**The problem**
Only lines containing "name" belong in the answer, each copied from the entries below.

Extracted data entries
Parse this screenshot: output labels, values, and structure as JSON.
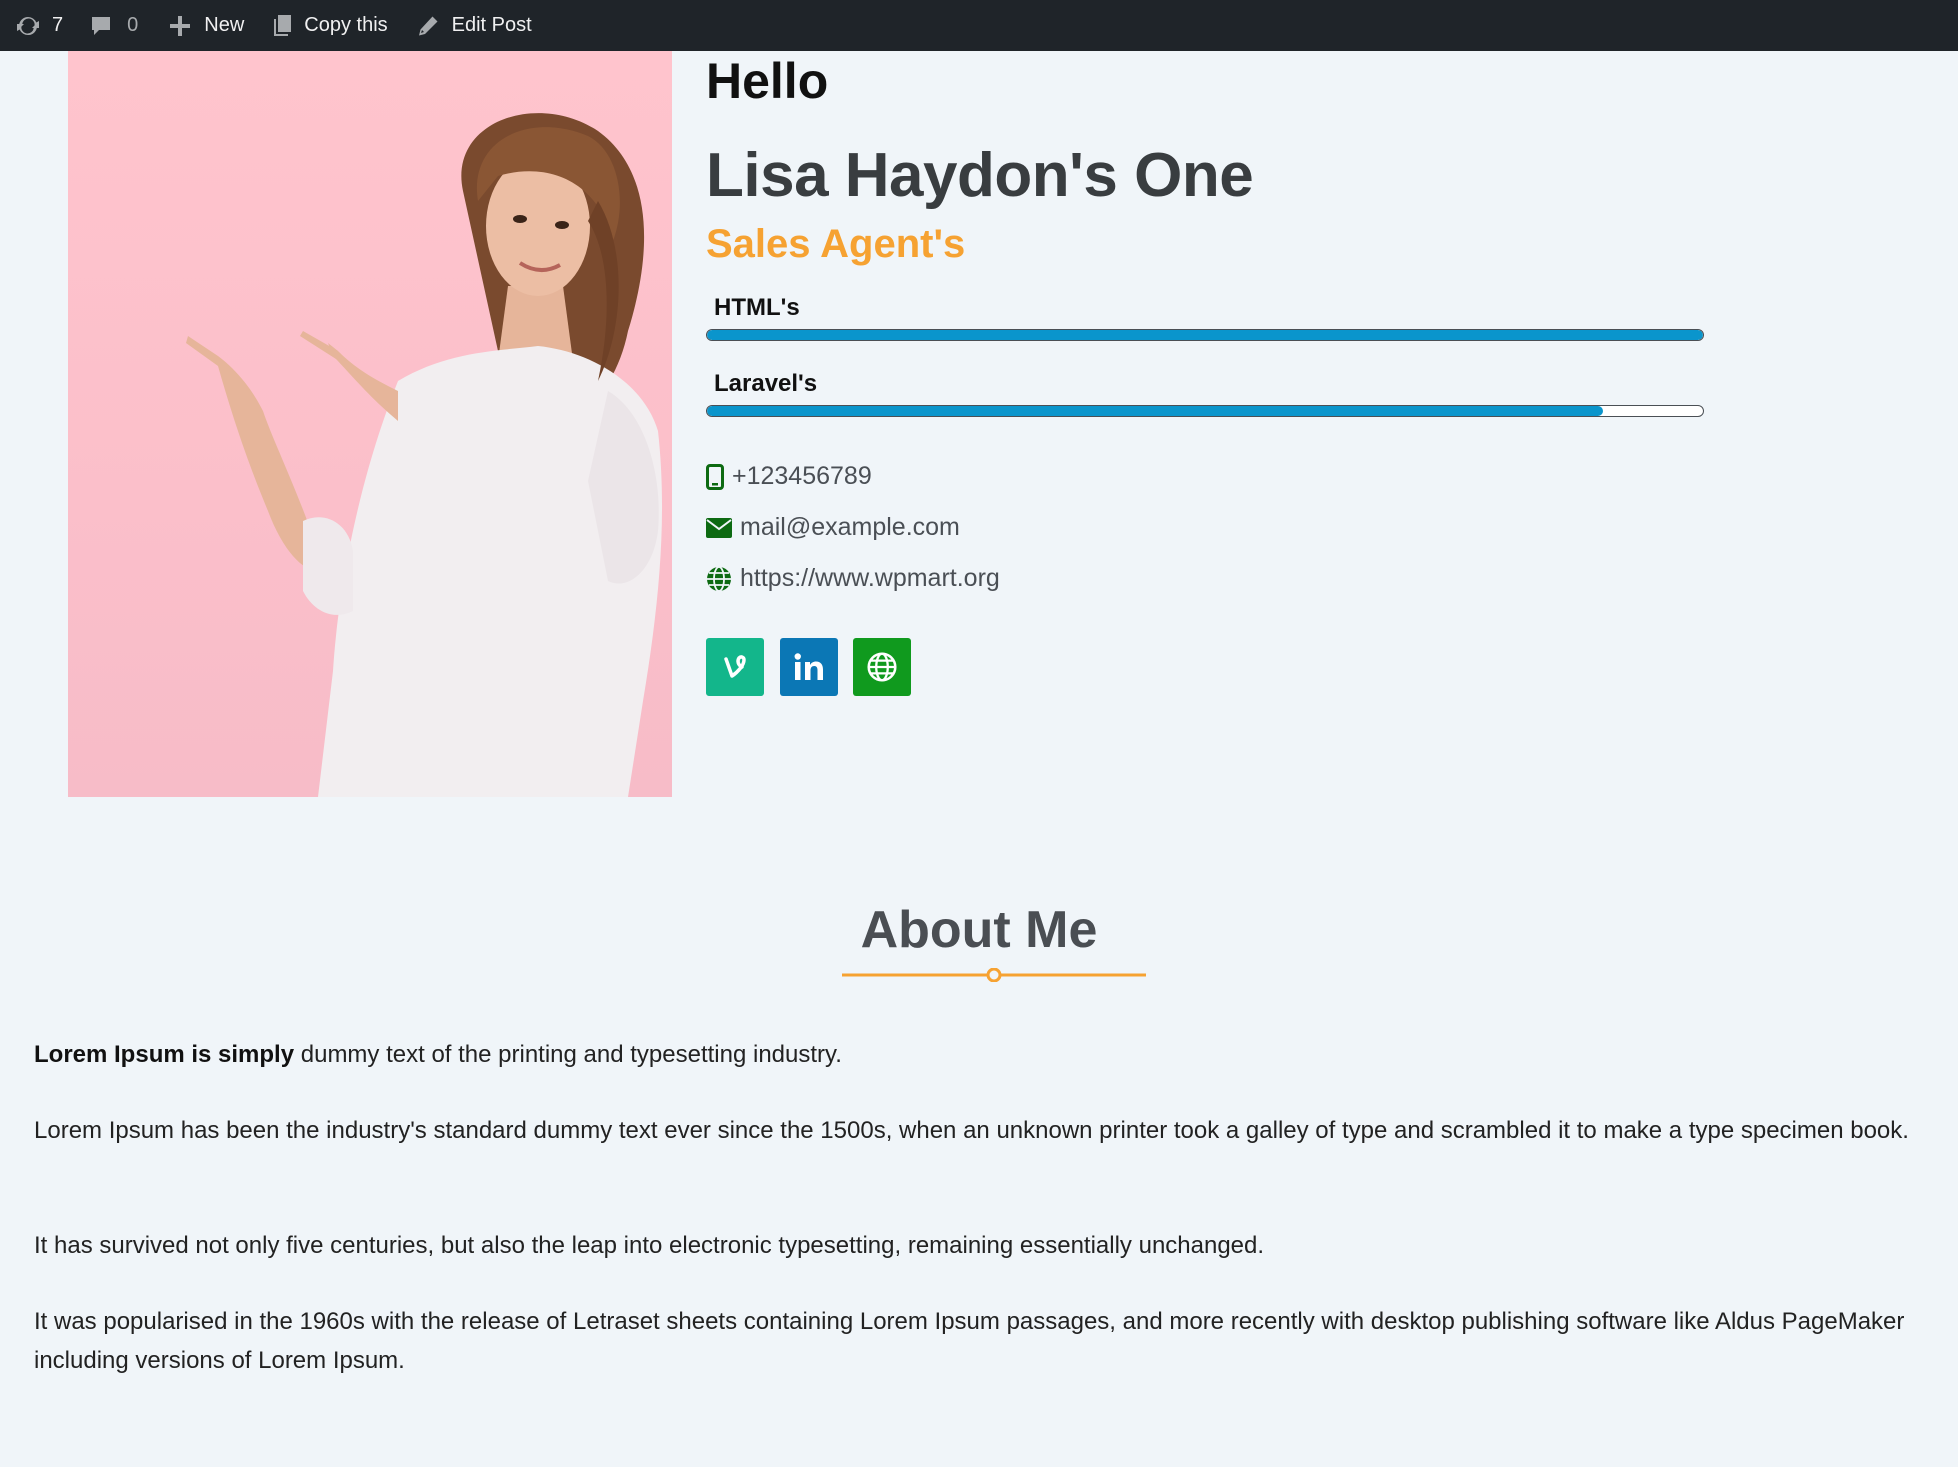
{
  "adminbar": {
    "updates_count": "7",
    "comments_count": "0",
    "new_label": "New",
    "copy_label": "Copy this",
    "edit_label": "Edit Post"
  },
  "profile": {
    "greeting": "Hello",
    "name": "Lisa Haydon's One",
    "role": "Sales Agent's",
    "skills": [
      {
        "label": "HTML's",
        "percent": 100
      },
      {
        "label": "Laravel's",
        "percent": 90
      }
    ],
    "contacts": {
      "phone": "+123456789",
      "email": "mail@example.com",
      "website": "https://www.wpmart.org"
    },
    "social": [
      {
        "icon": "vine-icon",
        "color": "#13b68b"
      },
      {
        "icon": "linkedin-icon",
        "color": "#0b77b5"
      },
      {
        "icon": "globe-icon",
        "color": "#109a1e"
      }
    ]
  },
  "about": {
    "title": "About Me",
    "accent_color": "#f6a232",
    "p1_bold": "Lorem Ipsum is simply",
    "p1_rest": " dummy text of the printing and typesetting industry.",
    "p2": "Lorem Ipsum has been the industry's standard dummy text ever since the 1500s, when an unknown printer took a galley of type and scrambled it to make a type specimen book.",
    "p3": "It has survived not only five centuries, but also the leap into electronic typesetting, remaining essentially unchanged.",
    "p4": "It was popularised in the 1960s with the release of Letraset sheets containing Lorem Ipsum passages, and more recently with desktop publishing software like Aldus PageMaker including versions of Lorem Ipsum."
  }
}
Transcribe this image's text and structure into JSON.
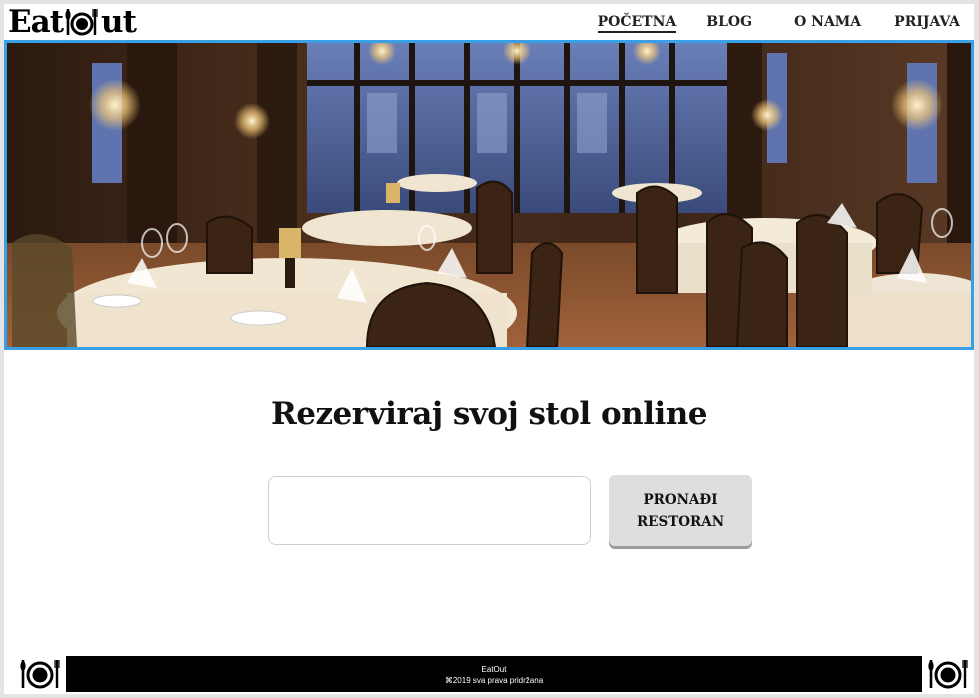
{
  "header": {
    "logo": {
      "part1": "Eat",
      "part2": "ut"
    },
    "nav": [
      {
        "label": "POČETNA",
        "active": true
      },
      {
        "label": "BLOG",
        "active": false
      },
      {
        "label": "O NAMA",
        "active": false
      },
      {
        "label": "PRIJAVA",
        "active": false
      }
    ]
  },
  "hero": {
    "accent_border": "#3aa0e6"
  },
  "main": {
    "headline": "Rezerviraj svoj stol online",
    "search": {
      "value": "",
      "placeholder": ""
    },
    "find_button": "PRONAĐI\nRESTORAN"
  },
  "footer": {
    "brand": "EatOut",
    "copyright": "⌘2019 sva prava pridržana"
  },
  "icons": {
    "logo_icon": "plate-cutlery-icon",
    "footer_left": "plate-cutlery-icon",
    "footer_right": "plate-cutlery-icon"
  }
}
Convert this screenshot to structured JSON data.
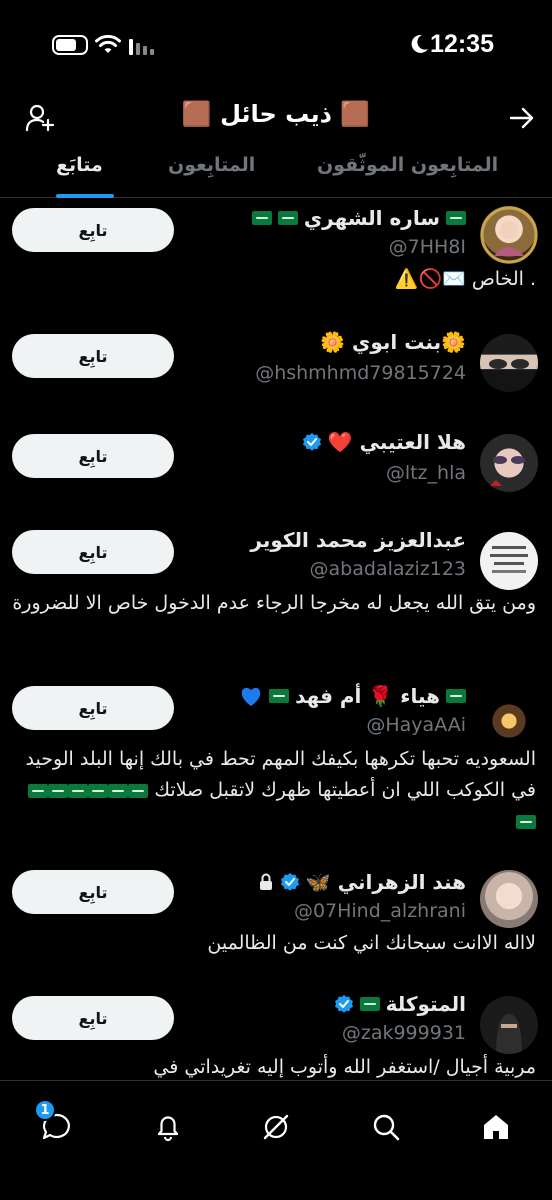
{
  "status_bar": {
    "time": "12:35",
    "battery_level": 0.7
  },
  "header": {
    "title": "🟫 ذيب حائل 🟫"
  },
  "tabs": [
    {
      "label": "المتابِعون الموثّقون",
      "active": false
    },
    {
      "label": "المتابِعون",
      "active": false
    },
    {
      "label": "متابَع",
      "active": true
    }
  ],
  "users": [
    {
      "name": "ساره الشهري",
      "handle": "@7HH8I",
      "bio": ". الخاص ✉️🚫⚠️",
      "button": "تابِع"
    },
    {
      "name": "🌼بنت ابوي 🌼",
      "handle": "@hshmhmd79815724",
      "bio": "",
      "button": "تابِع"
    },
    {
      "name": "هلا العتيبي ❤️",
      "handle": "@ltz_hla",
      "bio": "",
      "button": "تابِع"
    },
    {
      "name": "عبدالعزيز محمد الكوير",
      "handle": "@abadalaziz123",
      "bio": "ومن يتق الله يجعل له مخرجا الرجاء عدم الدخول خاص الا للضرورة",
      "button": "تابِع"
    },
    {
      "name": "هياء 🌹 أم فهد",
      "handle": "@HayaAAi",
      "bio": "السعوديه تحبها تكرهها بكيفك المهم تحط في بالك إنها البلد الوحيد في الكوكب اللي ان أعطيتها ظهرك لاتقبل صلاتك",
      "button": "تابِع"
    },
    {
      "name": "هند الزهراني 🦋",
      "handle": "@07Hind_alzhrani",
      "bio": "لااله الاانت سبحانك اني كنت من الظالمين",
      "button": "تابِع"
    },
    {
      "name": "المتوكلة",
      "handle": "@zak999931",
      "bio": "مربية أجيال /استغفر الله وأتوب إليه تغريداتي في",
      "button": "تابِع"
    }
  ],
  "bottom_nav": {
    "items": [
      "home-icon",
      "search-icon",
      "grok-icon",
      "notifications-icon",
      "messages-icon"
    ],
    "messages_badge": "1"
  },
  "colors": {
    "accent": "#1d9bf0",
    "background": "#000000",
    "muted": "#71767b"
  }
}
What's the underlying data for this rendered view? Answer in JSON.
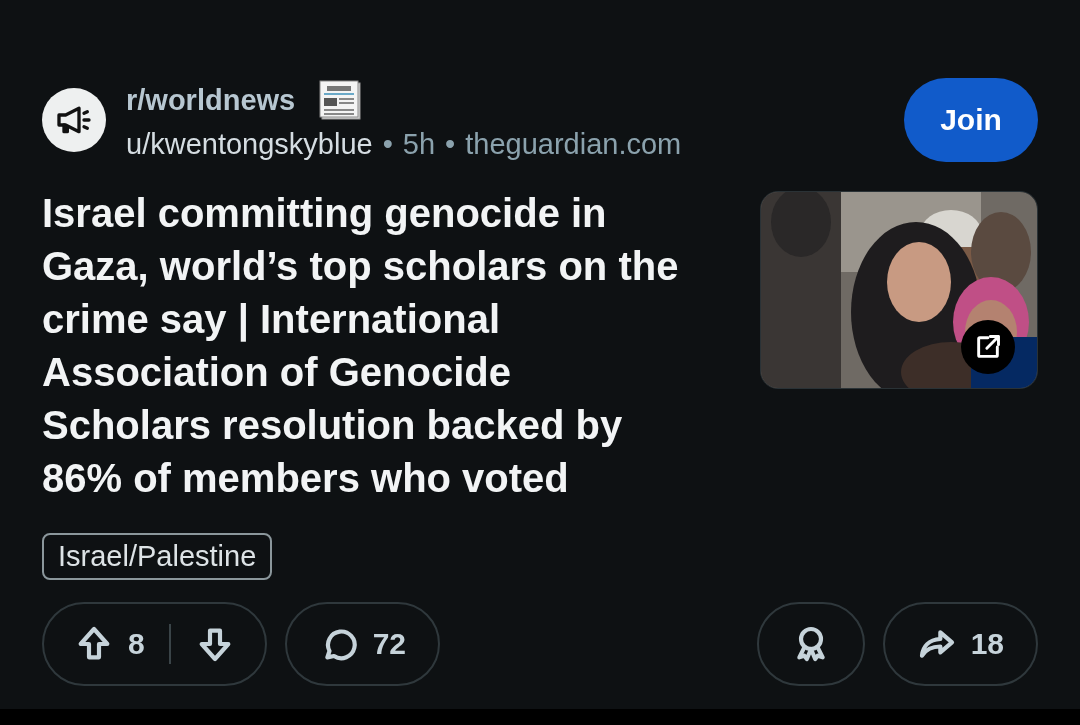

**Solution**
    "name": "Lisa Haydon's One",
      "name": "ساره الشهري",
      "name": "🌼بنت ابوي 🌼",
      "name": "هلا العتيبي ❤️",
      "name": "عبدالعزيز محمد الكوير",
      "name": "هياء 🌹 أم فهد",
      "name": "هند الزهراني 🦋",
      "name": "المتوكلة",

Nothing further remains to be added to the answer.